It is not related to proportional representation. Most states for every election use first-past-the-post (FPTP).
The Senate has no rules for how Senators are elected, except that it is done by popular vote. They were originally appointed by state legislatures. Senators, unlike Representatives, can be appointed when a vacancy arises (rules depend on state). But an election must be held eventually. In fact, that's why there are two (independent!) Senate elections in Georgia this year, because Senator Johnny Isakson resigned in 2019, and appointee Kelly Loeffler must now earn her seat.
In the specific case of Georgia, there will be two run-offs because no candidate reached a majority in either general election. A similar system is Louisiana (and according to that page, Mississippi and Texas special elections). In these elections, the run-off is held if and only if there is no majority in the first round, after the general election.
Finally, Washington and California use a "jungle primary" where the top two candidates of any party advance to the general. This system is different in that even if a candidate gets a majority in the primary, they still face off against #2 in the general. Additionally, these primaries occur before the general, around late summer.
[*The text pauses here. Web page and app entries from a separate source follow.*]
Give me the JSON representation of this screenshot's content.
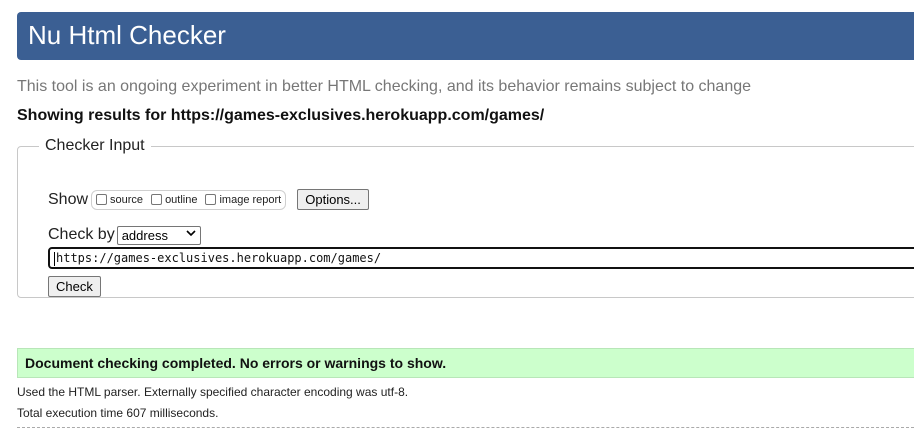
{
  "header": {
    "title": "Nu Html Checker",
    "background_color": "#3b5f93"
  },
  "intro": "This tool is an ongoing experiment in better HTML checking, and its behavior remains subject to change",
  "results_heading": "Showing results for https://games-exclusives.herokuapp.com/games/",
  "checker_input": {
    "legend": "Checker Input",
    "show_label": "Show",
    "show_options": [
      {
        "label": "source",
        "checked": false
      },
      {
        "label": "outline",
        "checked": false
      },
      {
        "label": "image report",
        "checked": false
      }
    ],
    "options_button": "Options...",
    "check_by_label": "Check by",
    "check_by_selected": "address",
    "url_value": "https://games-exclusives.herokuapp.com/games/",
    "check_button": "Check"
  },
  "result": {
    "message": "Document checking completed. No errors or warnings to show.",
    "background_color": "#ccffcc",
    "parser_info": "Used the HTML parser. Externally specified character encoding was utf-8.",
    "execution_time": "Total execution time 607 milliseconds."
  }
}
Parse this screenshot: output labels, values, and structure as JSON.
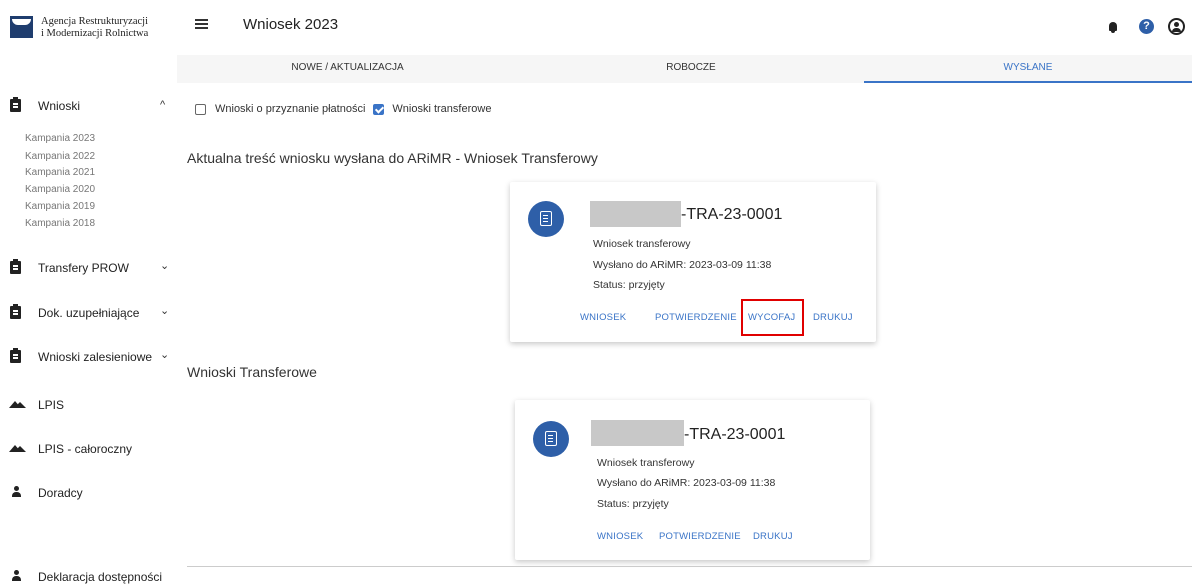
{
  "logo": {
    "line1": "Agencja Restrukturyzacji",
    "line2": "i Modernizacji Rolnictwa"
  },
  "sidebar": {
    "items": [
      {
        "label": "Wnioski",
        "chevron": "^",
        "icon": "clipboard-icon"
      },
      {
        "label": "Transfery PROW",
        "chevron": "⌄",
        "icon": "clipboard-icon"
      },
      {
        "label": "Dok. uzupełniające",
        "chevron": "⌄",
        "icon": "clipboard-icon"
      },
      {
        "label": "Wnioski zalesieniowe",
        "chevron": "⌄",
        "icon": "clipboard-icon"
      },
      {
        "label": "LPIS",
        "icon": "terrain-icon"
      },
      {
        "label": "LPIS - całoroczny",
        "icon": "terrain-icon"
      },
      {
        "label": "Doradcy",
        "icon": "person-icon"
      },
      {
        "label": "Deklaracja dostępności",
        "icon": "accessibility-icon"
      }
    ],
    "campaigns": [
      "Kampania 2023",
      "Kampania 2022",
      "Kampania 2021",
      "Kampania 2020",
      "Kampania 2019",
      "Kampania 2018"
    ]
  },
  "header": {
    "title": "Wniosek 2023"
  },
  "tabs": [
    "NOWE / AKTUALIZACJA",
    "ROBOCZE",
    "WYSŁANE"
  ],
  "filters": {
    "payment_label": "Wnioski o przyznanie płatności",
    "payment_checked": false,
    "transfer_label": "Wnioski transferowe",
    "transfer_checked": true
  },
  "current_section": {
    "heading": "Aktualna treść wniosku wysłana do ARiMR - Wniosek Transferowy",
    "card": {
      "id_suffix": "-TRA-23-0001",
      "type": "Wniosek transferowy",
      "sent": "Wysłano do ARiMR: 2023-03-09 11:38",
      "status": "Status: przyjęty",
      "actions": [
        "WNIOSEK",
        "POTWIERDZENIE",
        "WYCOFAJ",
        "DRUKUJ"
      ]
    }
  },
  "list_section": {
    "heading": "Wnioski Transferowe",
    "card": {
      "id_suffix": "-TRA-23-0001",
      "type": "Wniosek transferowy",
      "sent": "Wysłano do ARiMR: 2023-03-09 11:38",
      "status": "Status: przyjęty",
      "actions": [
        "WNIOSEK",
        "POTWIERDZENIE",
        "DRUKUJ"
      ]
    }
  },
  "colors": {
    "accent": "#3a74c7",
    "icon_circle": "#2e5fa8",
    "highlight": "#e00000"
  }
}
Here is a nice map, from Wikipedia. FPTP in red, with the states discussed above highlighted. Maine (pink) uses instant-run off voting (IRV), but Susan Collins got a majority in 2020.